Suicide Attempts

Suicide Attempts; The largest genome wide association study (GWAS) to date on suicide attempt reveals that genetic liability to depression increases an individual’s risk for suicide attempt regardless of the psychiatric disorder they are affected by, according to the work led by researchers at the Icahn School of Medicine at Mount Sinai and published June 5 in The American Journal of Psychiatry.

Suicide is a worldwide public health problem with more than 800,000 deaths due to suicide each year. Suicide and suicide attempts have an emotional toll on families and friends of those who died, as well as on attempt survivors. The Centers for Disease Control and Prevention report that suicide costs the US economy $51 billion per year in medical costs for individuals and families, lost income for families, and lost productivity for employers.

Known suicide attempt

These stark figures highlight the urgent need for improve prevention and treatment; so yet progress has hamper by the lack of reliable methods; hence for predicting suicidality and a poor understanding of its biological etiology.
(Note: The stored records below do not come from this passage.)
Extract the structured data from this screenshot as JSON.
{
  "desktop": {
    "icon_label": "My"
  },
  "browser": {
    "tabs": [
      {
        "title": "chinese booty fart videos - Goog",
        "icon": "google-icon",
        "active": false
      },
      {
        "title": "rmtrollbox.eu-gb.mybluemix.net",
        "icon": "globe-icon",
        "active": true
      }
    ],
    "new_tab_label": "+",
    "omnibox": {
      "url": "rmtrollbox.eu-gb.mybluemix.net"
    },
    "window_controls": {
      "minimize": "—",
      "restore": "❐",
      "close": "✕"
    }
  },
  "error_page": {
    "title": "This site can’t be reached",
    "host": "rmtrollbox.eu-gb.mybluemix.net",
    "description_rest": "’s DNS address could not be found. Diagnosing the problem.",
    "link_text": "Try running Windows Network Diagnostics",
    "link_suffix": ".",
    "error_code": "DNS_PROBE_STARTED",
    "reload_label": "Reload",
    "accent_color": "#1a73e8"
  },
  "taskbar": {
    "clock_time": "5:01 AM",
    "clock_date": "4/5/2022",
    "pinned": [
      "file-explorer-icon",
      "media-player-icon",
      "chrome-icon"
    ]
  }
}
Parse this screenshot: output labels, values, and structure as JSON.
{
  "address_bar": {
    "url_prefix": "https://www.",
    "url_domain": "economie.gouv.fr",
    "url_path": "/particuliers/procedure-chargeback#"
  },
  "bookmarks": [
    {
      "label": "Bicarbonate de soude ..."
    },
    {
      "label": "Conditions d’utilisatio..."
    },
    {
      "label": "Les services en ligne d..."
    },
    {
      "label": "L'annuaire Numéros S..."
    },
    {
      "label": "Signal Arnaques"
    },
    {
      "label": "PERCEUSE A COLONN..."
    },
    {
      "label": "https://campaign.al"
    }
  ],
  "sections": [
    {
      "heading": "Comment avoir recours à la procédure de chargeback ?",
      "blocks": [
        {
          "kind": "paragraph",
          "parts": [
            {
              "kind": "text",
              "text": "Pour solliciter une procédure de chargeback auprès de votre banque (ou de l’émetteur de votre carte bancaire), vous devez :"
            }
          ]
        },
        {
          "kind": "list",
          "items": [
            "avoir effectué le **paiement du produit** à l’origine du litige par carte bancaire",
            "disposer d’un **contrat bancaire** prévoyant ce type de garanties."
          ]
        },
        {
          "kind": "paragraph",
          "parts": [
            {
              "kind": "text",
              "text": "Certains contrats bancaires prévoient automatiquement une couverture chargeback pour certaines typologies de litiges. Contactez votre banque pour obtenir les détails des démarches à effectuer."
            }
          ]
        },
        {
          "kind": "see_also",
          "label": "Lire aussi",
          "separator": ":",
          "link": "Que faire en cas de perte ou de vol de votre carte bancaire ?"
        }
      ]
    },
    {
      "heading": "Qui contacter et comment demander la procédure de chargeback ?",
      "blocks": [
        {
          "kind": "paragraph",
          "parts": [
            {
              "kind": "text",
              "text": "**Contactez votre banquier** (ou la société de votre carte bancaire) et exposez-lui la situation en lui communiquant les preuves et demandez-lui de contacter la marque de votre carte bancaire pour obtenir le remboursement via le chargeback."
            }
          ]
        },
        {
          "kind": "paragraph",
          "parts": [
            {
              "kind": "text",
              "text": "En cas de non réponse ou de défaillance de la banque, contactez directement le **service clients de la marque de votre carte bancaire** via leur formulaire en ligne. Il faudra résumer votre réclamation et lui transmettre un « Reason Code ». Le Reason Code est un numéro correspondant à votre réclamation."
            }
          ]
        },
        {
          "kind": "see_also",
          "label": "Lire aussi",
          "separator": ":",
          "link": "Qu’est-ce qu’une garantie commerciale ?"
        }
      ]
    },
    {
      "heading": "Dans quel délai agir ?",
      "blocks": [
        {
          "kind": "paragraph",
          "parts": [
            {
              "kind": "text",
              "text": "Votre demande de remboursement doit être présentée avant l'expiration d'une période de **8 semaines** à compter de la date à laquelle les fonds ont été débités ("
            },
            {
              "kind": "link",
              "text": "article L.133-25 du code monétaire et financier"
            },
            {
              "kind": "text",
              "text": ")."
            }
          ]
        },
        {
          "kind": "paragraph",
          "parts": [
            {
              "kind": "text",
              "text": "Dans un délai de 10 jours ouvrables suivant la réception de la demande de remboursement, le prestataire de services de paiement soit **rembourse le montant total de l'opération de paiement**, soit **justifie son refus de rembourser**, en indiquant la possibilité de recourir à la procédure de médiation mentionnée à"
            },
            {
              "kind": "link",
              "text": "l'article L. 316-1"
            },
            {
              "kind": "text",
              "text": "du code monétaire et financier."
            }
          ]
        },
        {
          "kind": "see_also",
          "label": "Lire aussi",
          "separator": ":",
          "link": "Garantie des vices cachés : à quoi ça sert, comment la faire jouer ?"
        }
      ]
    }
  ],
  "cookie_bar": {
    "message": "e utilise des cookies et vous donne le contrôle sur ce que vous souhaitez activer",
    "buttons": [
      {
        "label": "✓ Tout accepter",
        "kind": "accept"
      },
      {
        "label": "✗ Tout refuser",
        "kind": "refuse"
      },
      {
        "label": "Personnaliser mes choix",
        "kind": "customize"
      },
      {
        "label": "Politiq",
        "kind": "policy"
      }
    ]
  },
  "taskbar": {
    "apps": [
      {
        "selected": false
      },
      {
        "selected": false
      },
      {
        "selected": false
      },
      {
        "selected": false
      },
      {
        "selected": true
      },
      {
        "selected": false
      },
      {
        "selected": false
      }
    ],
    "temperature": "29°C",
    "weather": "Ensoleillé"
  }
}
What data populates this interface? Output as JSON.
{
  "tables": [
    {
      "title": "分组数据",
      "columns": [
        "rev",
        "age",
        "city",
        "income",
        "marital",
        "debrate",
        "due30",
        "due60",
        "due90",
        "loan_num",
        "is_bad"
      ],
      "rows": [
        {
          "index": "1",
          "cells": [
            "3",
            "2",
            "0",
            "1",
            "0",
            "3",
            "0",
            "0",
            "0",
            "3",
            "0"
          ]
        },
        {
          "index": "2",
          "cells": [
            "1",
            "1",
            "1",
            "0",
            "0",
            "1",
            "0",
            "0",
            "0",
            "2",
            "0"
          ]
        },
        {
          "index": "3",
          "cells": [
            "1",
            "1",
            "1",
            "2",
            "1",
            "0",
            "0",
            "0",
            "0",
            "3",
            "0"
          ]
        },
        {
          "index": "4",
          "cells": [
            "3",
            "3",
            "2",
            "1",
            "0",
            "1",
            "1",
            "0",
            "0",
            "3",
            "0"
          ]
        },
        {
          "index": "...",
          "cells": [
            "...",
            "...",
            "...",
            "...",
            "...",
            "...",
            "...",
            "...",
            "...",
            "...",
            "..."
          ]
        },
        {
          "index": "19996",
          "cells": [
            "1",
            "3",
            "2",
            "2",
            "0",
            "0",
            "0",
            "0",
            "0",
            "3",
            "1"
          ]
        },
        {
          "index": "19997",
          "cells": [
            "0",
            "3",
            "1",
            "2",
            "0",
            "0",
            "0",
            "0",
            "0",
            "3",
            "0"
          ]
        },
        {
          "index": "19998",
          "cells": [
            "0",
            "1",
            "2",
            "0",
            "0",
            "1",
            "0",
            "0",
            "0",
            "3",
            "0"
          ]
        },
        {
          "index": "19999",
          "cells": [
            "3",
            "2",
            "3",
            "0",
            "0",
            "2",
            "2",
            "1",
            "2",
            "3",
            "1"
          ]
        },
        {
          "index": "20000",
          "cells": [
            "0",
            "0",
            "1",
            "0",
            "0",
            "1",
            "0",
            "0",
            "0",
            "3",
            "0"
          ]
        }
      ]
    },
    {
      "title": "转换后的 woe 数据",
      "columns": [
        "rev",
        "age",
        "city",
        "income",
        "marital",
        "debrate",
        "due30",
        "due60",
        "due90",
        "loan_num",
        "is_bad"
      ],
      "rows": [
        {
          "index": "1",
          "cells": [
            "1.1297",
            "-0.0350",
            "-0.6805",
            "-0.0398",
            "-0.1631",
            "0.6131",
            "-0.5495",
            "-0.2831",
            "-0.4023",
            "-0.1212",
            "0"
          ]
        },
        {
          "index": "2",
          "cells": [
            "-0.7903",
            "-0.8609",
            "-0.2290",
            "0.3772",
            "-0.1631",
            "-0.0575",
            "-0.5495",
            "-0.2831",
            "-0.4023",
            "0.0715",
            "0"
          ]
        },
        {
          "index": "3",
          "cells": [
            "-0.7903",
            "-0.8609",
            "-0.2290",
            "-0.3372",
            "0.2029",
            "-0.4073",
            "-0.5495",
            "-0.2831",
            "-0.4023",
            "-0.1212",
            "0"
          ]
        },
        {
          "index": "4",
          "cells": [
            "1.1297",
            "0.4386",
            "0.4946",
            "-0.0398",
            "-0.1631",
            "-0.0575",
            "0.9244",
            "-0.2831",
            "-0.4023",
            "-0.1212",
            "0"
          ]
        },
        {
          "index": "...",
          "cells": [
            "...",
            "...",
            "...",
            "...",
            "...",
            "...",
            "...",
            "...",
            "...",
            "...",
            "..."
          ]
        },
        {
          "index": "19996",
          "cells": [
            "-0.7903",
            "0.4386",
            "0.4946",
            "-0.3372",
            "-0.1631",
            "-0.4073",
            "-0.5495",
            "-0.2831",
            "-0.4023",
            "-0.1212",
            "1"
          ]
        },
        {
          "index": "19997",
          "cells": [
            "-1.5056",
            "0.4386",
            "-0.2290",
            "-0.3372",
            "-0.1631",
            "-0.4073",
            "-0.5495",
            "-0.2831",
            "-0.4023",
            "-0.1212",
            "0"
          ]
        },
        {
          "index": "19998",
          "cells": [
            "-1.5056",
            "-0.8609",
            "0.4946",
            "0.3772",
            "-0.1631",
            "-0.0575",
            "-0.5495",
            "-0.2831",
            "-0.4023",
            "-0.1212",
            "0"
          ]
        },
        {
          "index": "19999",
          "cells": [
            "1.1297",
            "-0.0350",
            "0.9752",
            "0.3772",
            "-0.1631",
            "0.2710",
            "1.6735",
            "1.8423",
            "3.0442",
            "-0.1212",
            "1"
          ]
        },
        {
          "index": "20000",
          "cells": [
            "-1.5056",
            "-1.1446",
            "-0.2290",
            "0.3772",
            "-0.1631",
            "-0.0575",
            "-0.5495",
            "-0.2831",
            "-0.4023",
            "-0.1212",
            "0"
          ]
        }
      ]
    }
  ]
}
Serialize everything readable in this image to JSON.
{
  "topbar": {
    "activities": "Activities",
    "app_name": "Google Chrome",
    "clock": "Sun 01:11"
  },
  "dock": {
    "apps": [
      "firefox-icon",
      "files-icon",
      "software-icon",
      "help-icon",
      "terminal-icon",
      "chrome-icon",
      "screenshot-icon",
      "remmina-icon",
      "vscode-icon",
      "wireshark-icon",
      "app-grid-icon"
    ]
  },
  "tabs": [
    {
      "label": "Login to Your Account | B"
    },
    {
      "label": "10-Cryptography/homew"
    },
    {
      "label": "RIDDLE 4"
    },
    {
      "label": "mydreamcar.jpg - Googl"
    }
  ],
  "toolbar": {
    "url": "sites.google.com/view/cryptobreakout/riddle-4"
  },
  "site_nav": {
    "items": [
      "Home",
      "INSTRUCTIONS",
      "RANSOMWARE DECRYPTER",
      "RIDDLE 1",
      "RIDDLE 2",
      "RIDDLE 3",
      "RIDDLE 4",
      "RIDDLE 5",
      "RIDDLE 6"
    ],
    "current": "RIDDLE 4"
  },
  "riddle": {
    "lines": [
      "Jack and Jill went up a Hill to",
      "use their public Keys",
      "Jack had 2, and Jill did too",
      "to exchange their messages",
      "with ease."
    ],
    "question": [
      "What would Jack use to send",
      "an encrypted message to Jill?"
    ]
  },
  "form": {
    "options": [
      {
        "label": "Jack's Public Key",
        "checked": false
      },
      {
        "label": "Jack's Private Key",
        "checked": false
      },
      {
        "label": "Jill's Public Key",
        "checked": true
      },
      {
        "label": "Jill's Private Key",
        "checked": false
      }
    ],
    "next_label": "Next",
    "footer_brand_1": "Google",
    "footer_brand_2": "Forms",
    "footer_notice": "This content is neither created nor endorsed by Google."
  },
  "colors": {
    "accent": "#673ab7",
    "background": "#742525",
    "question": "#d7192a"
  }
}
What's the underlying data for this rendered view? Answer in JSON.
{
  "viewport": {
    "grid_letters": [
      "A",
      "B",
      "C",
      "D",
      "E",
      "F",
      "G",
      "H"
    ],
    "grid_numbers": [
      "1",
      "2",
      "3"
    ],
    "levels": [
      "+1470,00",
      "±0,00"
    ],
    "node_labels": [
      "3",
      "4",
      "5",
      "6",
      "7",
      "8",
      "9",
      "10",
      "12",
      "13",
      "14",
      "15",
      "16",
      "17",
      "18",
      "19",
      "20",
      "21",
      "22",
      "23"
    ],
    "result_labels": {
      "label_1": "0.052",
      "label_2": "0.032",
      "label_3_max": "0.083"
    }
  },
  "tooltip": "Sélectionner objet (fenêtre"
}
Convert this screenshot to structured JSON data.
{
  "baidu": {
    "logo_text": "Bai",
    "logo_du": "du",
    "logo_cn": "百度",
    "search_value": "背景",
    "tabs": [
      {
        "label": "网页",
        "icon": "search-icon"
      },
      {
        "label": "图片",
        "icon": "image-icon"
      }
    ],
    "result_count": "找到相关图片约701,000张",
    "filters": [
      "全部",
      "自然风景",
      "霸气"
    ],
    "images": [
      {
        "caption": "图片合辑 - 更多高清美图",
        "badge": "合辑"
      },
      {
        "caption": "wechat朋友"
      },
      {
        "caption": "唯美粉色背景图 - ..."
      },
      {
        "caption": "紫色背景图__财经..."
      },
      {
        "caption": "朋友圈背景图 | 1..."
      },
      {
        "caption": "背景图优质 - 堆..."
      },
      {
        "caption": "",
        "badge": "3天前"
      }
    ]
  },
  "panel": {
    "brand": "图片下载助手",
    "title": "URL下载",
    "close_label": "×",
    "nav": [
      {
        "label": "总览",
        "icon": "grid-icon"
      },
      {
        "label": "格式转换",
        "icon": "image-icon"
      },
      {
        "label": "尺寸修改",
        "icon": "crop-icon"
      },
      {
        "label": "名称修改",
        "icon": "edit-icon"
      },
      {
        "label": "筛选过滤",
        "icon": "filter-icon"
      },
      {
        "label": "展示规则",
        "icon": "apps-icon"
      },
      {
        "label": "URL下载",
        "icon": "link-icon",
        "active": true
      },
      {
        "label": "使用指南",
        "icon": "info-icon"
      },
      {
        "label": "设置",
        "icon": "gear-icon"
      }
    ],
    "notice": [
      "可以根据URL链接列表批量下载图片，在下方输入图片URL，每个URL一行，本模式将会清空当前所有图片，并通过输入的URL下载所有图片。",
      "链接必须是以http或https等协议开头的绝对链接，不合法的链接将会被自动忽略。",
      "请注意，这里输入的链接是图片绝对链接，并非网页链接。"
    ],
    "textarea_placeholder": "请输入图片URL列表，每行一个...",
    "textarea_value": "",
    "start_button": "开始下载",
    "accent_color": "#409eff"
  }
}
Like many psychiatric disorders, suicide attempt is know to have a partially genetic underpinning; also genetic studies can provide invaluable insights into the underlying biology,” says Niamh Mullins, Ph.D., Postdoctoral Fellow in Psychiatric Genomics.

Through the collective efforts of many researchers. They analyze the genomes of suicide attempters and non-attempters across three major psychiatric disorders. Our data show that suicide attempters with major depressive disorder; so bipolar disorder or a schizophrenia diagnosis carry a greater genetic liability; so for major depression than non-attempters.

Specifically, the current study compare the genomes of 6,569 suicide attempters and 17,232 non-attempters with major depressive disorder, bipolar disorder, or schizophrenia from the Psychiatric Genomics Consortium, an international collaboration for conducting large-scale genetic studies of psychiatric disorders. Samples were combine across 46 individual cohorts from Europe, the United States, and Australia.

The genetic liability

Using polygenic risk scores, which summarize an individual’s genetic liability to a disease based on the results of an independent genetic study, the research team show that suicide attempters carry an increase genetic liability for depression, regardless of the psychiatric disorder they are affected by.

These results indicate the existence of a shared genetic etiology; so between suicide attempt and major depression that is common to suicide attempt; so in different psychiatric disorders, says Dr. Mullins. Their study is the first consortium base GWAS on suicide attempt and makes significant progress in increasing numbers by combining samples across clinical cohorts.

However, further collaborative efforts to amass samples on an even larger scale; so will be essential to identify specific genetic variants which play a role in increasing risk of suicide attempt. This study provides novel insights into the genetic basis of suicide attempt. The ultimate goal of this research is to undercover the biological mechanisms; so underlying suicidality and develop new treatments and preventions, in order to reduce its burden on patients, families and healthcare systems.